Project targets antibiotic resistance
A partnership between an Australian-Government funded initiative to fight the rise of antibiotic resistance, Samoa’s Ministry of Agriculture and Fisheries (M.A.F.) and Scientific Research Organisation of Samoa (S.R.O.S.) will turn its attention to animal health.
The Australian project, known by its acronym COMBAT-AMR, is supported by the country’s Department of Foreign Affairs and Trade’s Indo-Pacific Centre for Health Security.
They work in partnership with Government committees against antibiotic overuse and their public health counterparts in Fiji, Samoa, Solomon Islands and Papua New Guinea.
The project aims to implement capacity building and training activities to support the prevention, diagnosis, surveillance and management of Antimicrobial Resistance pathogens.
Antimicrobial resistance (A.M.R.), is the ability of microorganisms to resist being treated by antibiotic medicines, to which they have grown resistant from overuse, and poses a major and rapidly growing threat to national and global public health.
S.R.O.S. stated that it offers support and local expertise in conjunction with its collaborators.
“S.R.O.S. support will be focused on providing technical assistance towards building capacity for surveillance of antimicrobial resistant microorganisms in our livestock and animal health sector,” a statement from the organisation said.

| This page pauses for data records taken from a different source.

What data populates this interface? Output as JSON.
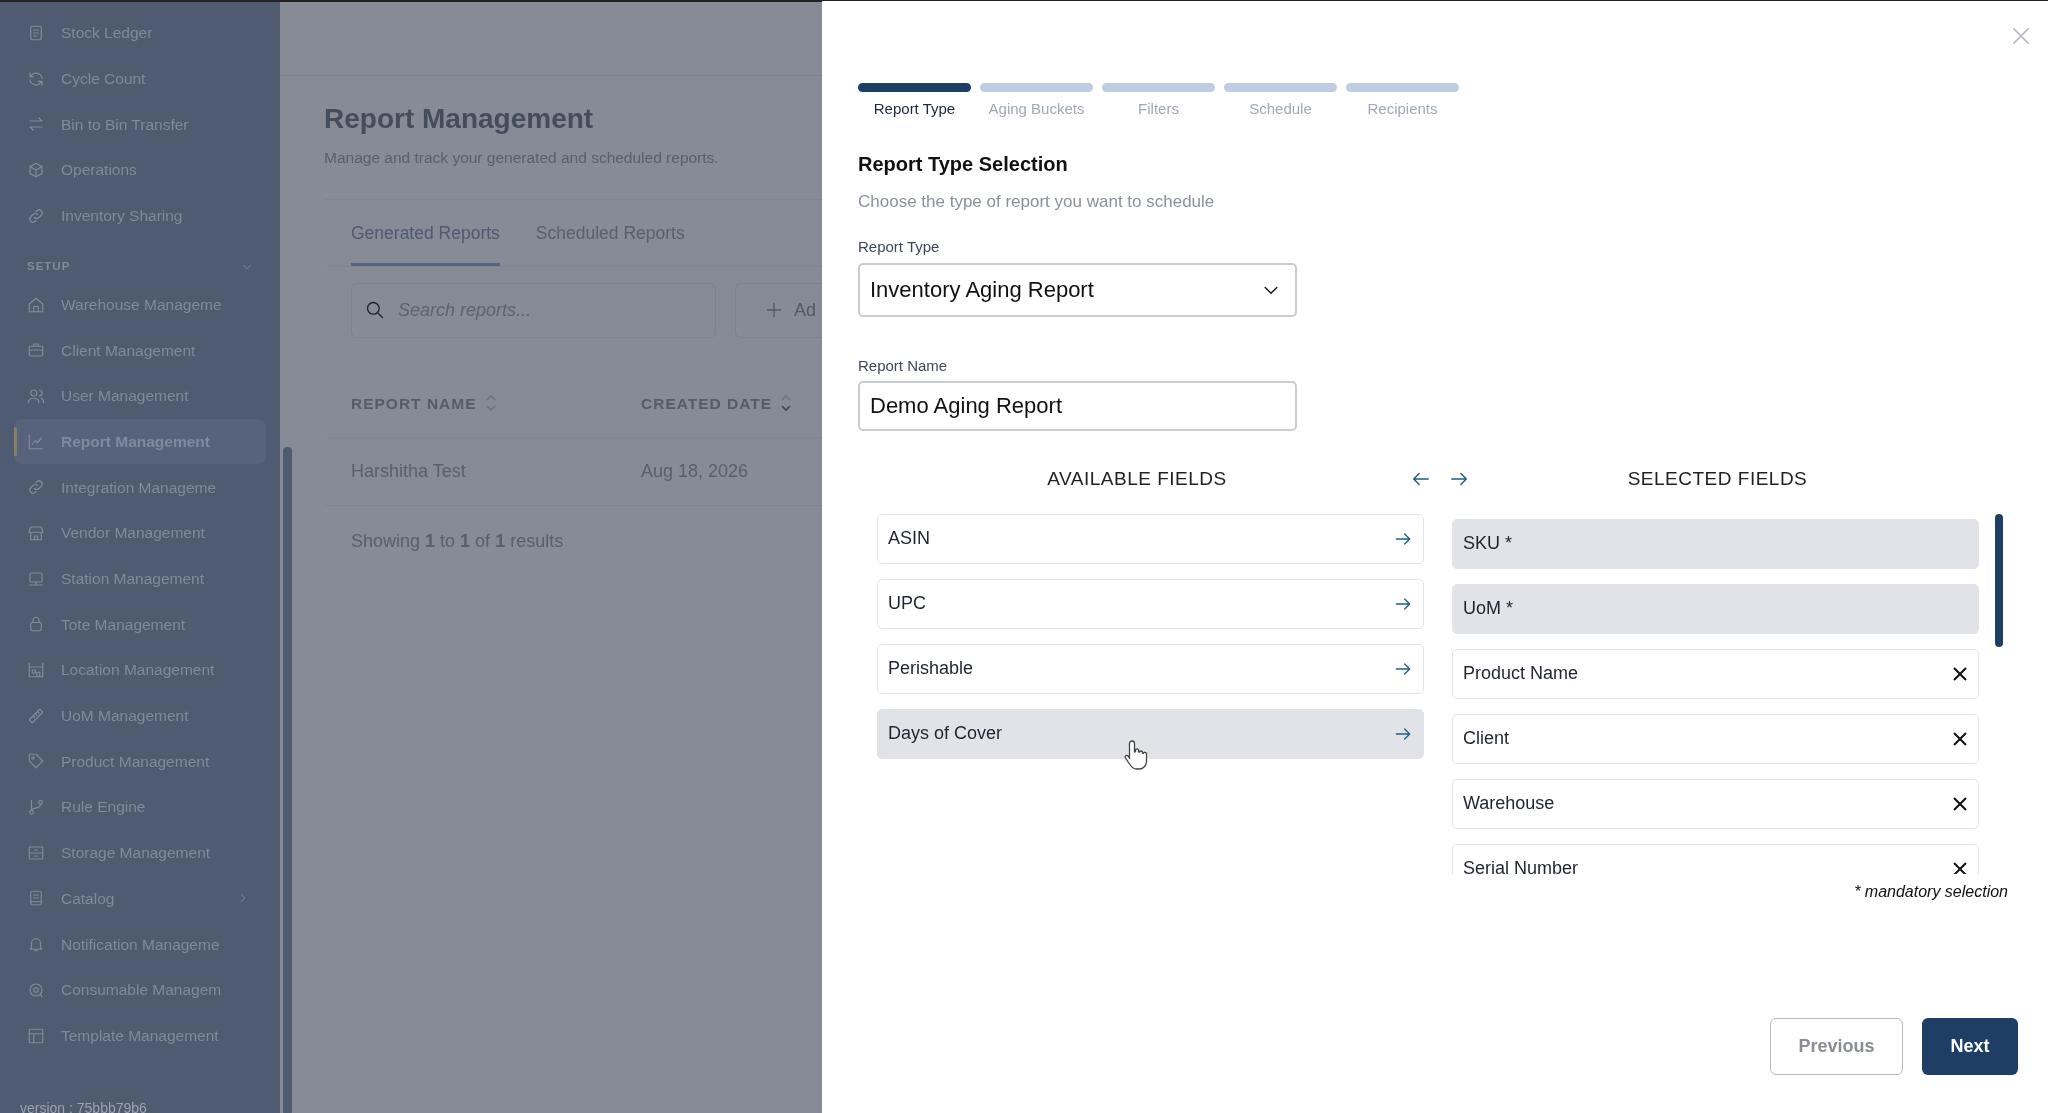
{
  "sidebar": {
    "items": [
      {
        "label": "Stock Ledger",
        "kind": "link",
        "selected": false
      },
      {
        "label": "Cycle Count",
        "kind": "link",
        "selected": false
      },
      {
        "label": "Bin to Bin Transfer",
        "kind": "link",
        "selected": false
      },
      {
        "label": "Operations",
        "kind": "link",
        "selected": false
      },
      {
        "label": "Inventory Sharing",
        "kind": "link",
        "selected": false
      }
    ],
    "section": {
      "title": "SETUP",
      "expanded": true,
      "items": [
        {
          "label": "Warehouse Manageme",
          "kind": "link",
          "selected": false
        },
        {
          "label": "Client Management",
          "kind": "link",
          "selected": false
        },
        {
          "label": "User Management",
          "kind": "link",
          "selected": false
        },
        {
          "label": "Report Management",
          "kind": "link",
          "selected": true
        },
        {
          "label": "Integration Manageme",
          "kind": "link",
          "selected": false
        },
        {
          "label": "Vendor Management",
          "kind": "link",
          "selected": false
        },
        {
          "label": "Station Management",
          "kind": "link",
          "selected": false
        },
        {
          "label": "Tote Management",
          "kind": "link",
          "selected": false
        },
        {
          "label": "Location Management",
          "kind": "link",
          "selected": false
        },
        {
          "label": "UoM Management",
          "kind": "link",
          "selected": false
        },
        {
          "label": "Product Management",
          "kind": "link",
          "selected": false
        },
        {
          "label": "Rule Engine",
          "kind": "link",
          "selected": false
        },
        {
          "label": "Storage Management",
          "kind": "link",
          "selected": false
        },
        {
          "label": "Catalog",
          "kind": "group",
          "expanded": false,
          "selected": false
        },
        {
          "label": "Notification Manageme",
          "kind": "link",
          "selected": false
        },
        {
          "label": "Consumable Managem",
          "kind": "link",
          "selected": false
        },
        {
          "label": "Template Management",
          "kind": "link",
          "selected": false
        }
      ]
    },
    "version": "version : 75bbb79b6"
  },
  "page": {
    "title": "Report Management",
    "subtitle": "Manage and track your generated and scheduled reports.",
    "tabs": [
      {
        "label": "Generated Reports",
        "selected": true
      },
      {
        "label": "Scheduled Reports",
        "selected": false
      }
    ],
    "search": {
      "placeholder": "Search reports..."
    },
    "add_button": "Ad",
    "table": {
      "columns": [
        {
          "label": "REPORT NAME",
          "sorted": false
        },
        {
          "label": "CREATED DATE",
          "sorted": true
        }
      ],
      "rows": [
        [
          "Harshitha Test",
          "Aug 18, 2026"
        ]
      ]
    },
    "footer": "Showing **1** to **1** of **1** results"
  },
  "drawer": {
    "steps": [
      {
        "label": "Report Type",
        "selected": true
      },
      {
        "label": "Aging Buckets",
        "selected": false
      },
      {
        "label": "Filters",
        "selected": false
      },
      {
        "label": "Schedule",
        "selected": false
      },
      {
        "label": "Recipients",
        "selected": false
      }
    ],
    "heading": "Report Type Selection",
    "subtitle": "Choose the type of report you want to schedule",
    "report_type": {
      "label": "Report Type",
      "value": "Inventory Aging Report"
    },
    "report_name": {
      "label": "Report Name",
      "value": "Demo Aging Report"
    },
    "available": {
      "title": "AVAILABLE FIELDS",
      "items": [
        {
          "label": "ASIN",
          "highlighted": false
        },
        {
          "label": "UPC",
          "highlighted": false
        },
        {
          "label": "Perishable",
          "highlighted": false
        },
        {
          "label": "Days of Cover",
          "highlighted": true
        }
      ]
    },
    "selected": {
      "title": "SELECTED FIELDS",
      "items": [
        {
          "label": "SKU *",
          "mandatory": true
        },
        {
          "label": "UoM *",
          "mandatory": true
        },
        {
          "label": "Product Name",
          "mandatory": false
        },
        {
          "label": "Client",
          "mandatory": false
        },
        {
          "label": "Warehouse",
          "mandatory": false
        },
        {
          "label": "Serial Number",
          "mandatory": false
        }
      ]
    },
    "note": "* mandatory selection",
    "buttons": [
      {
        "label": "Previous",
        "kind": "secondary"
      },
      {
        "label": "Next",
        "kind": "primary"
      }
    ]
  }
}
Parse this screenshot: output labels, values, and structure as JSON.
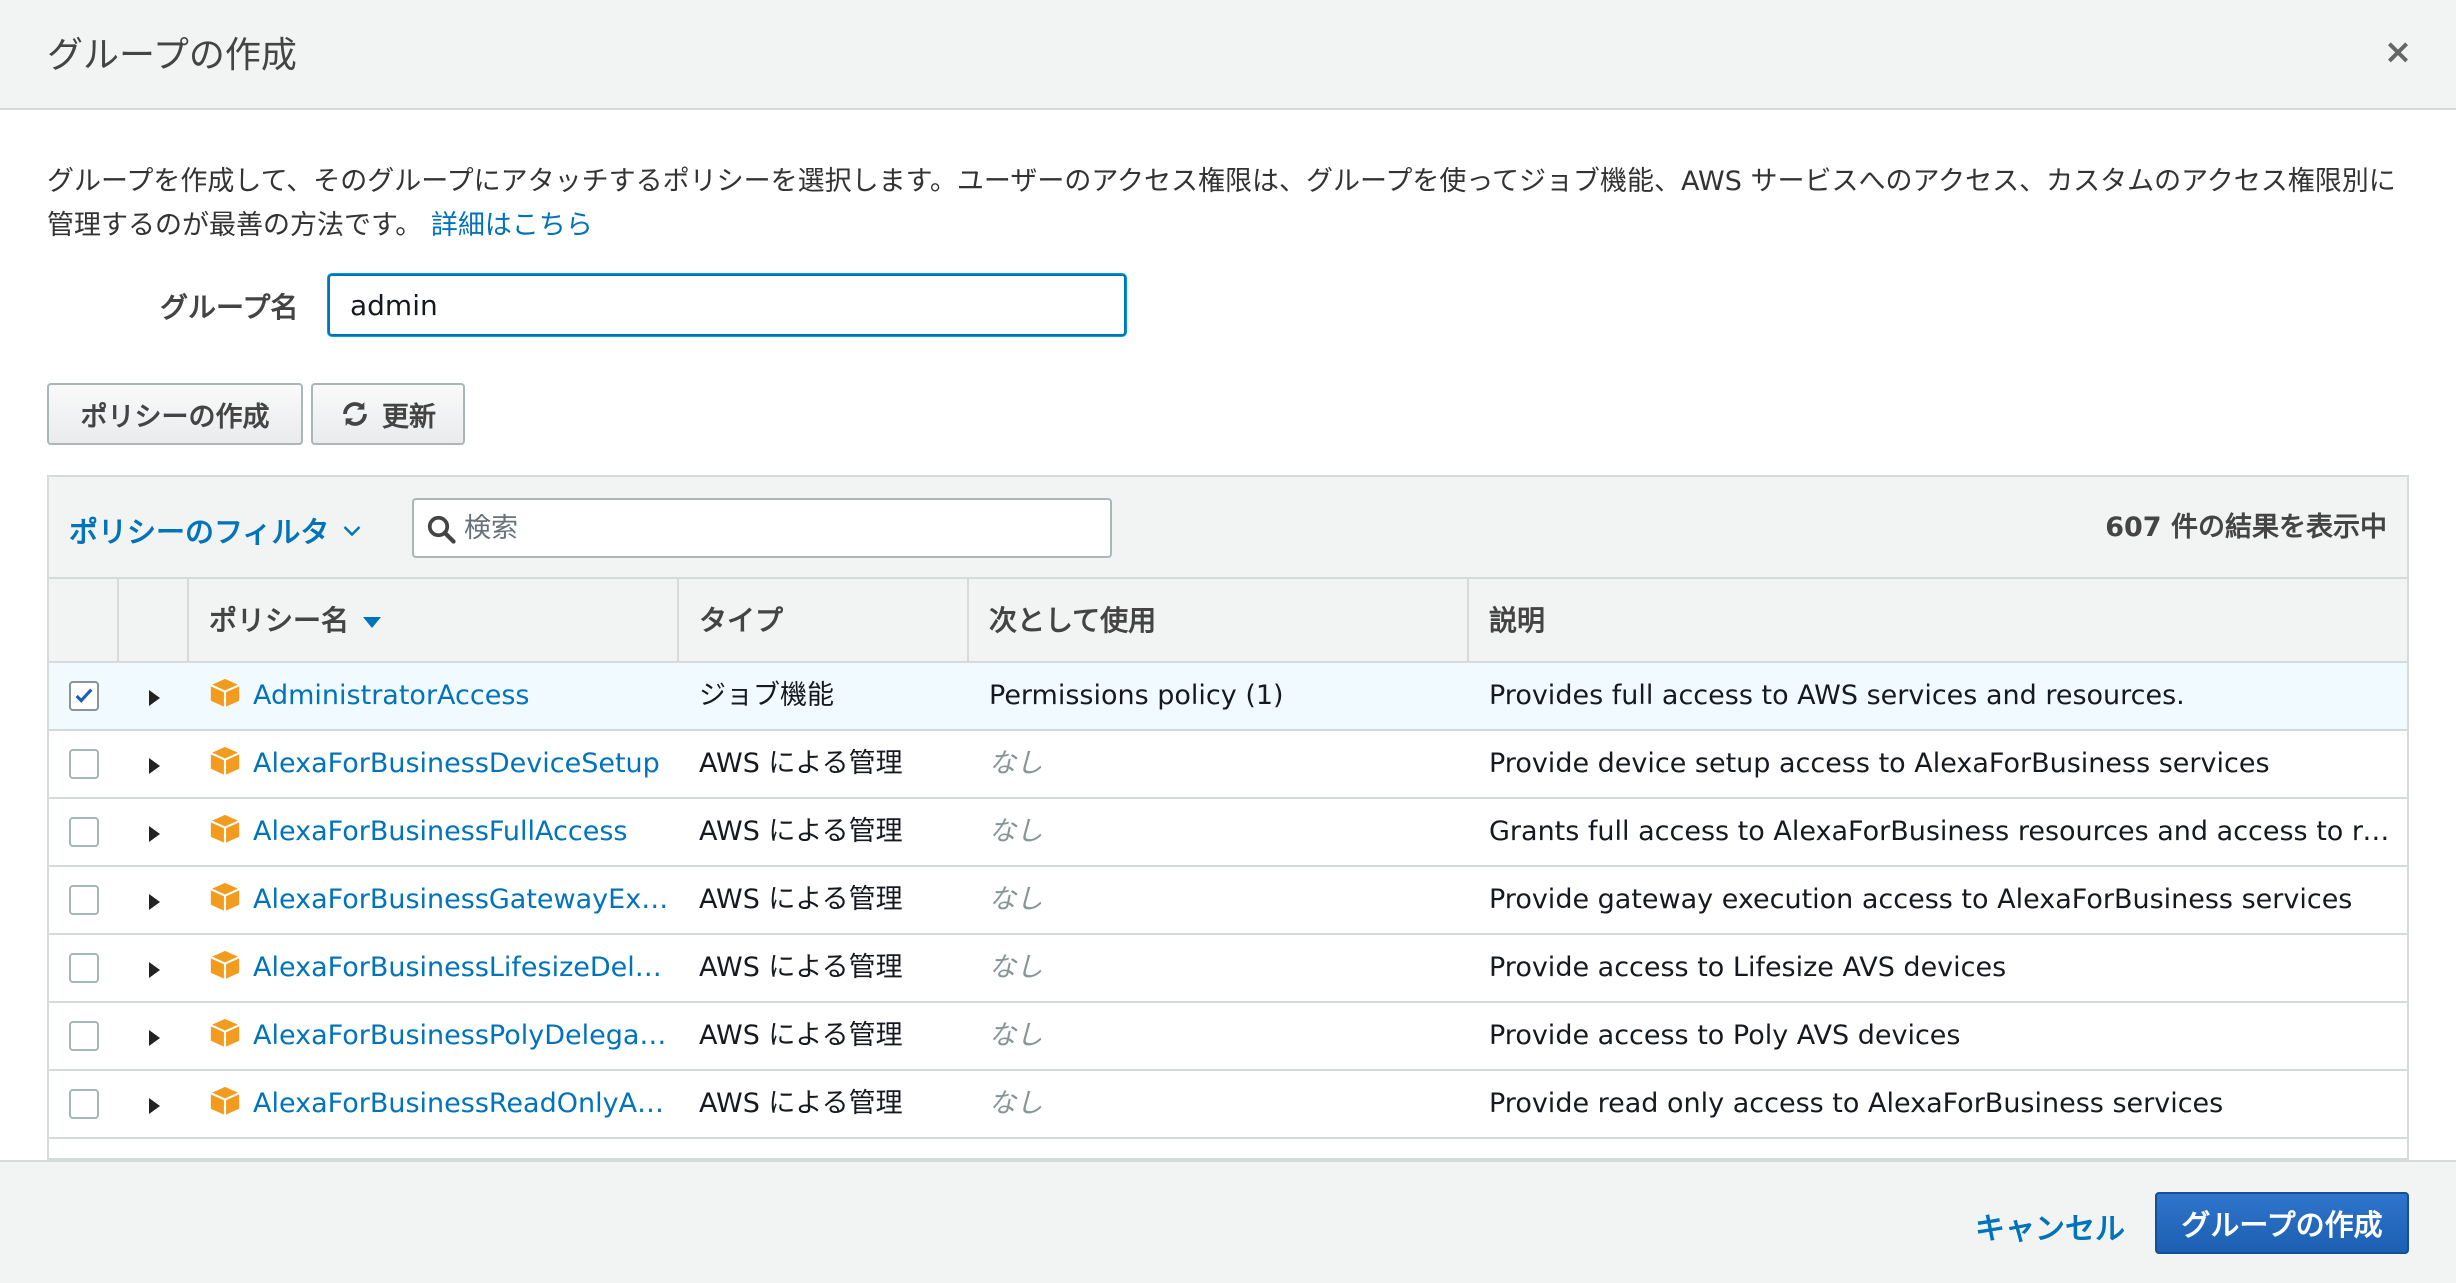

The project will work in partnership with M.A.F. and S.R.O.S. to assess Samoa’s strengths and opportunities to improve its current practices in monitoring and controlling for antimicrobial resistance in animal health.
Incorrect use of antimicrobials in animals can encourage the emergence of antibiotic resistance within bacteria carried within these populations.
Once resistant, the bacteria has the ability to spread from farms to trade and food processing environments that intersect with people.
M.A.F. is the principal organisation in Samoa which works with commercial farmers, agri-processors, and exporters, including veterinary specialists and paravets to complete drenching activities for farmers.
Working in collaboration with the sector, M.A.F. will engage with the animal health sector to better understand resistance to commonly used antimicrobial agents.
Established in 2006, S.R.O.S. promotes scientific research and innovation in the health, environment, energy and agricultural sectors.
Findings from the project will be used to establish tailored training and mentorship programmes to address gaps in monitoring and controlling the risk of antimicrobial resistance in animal health.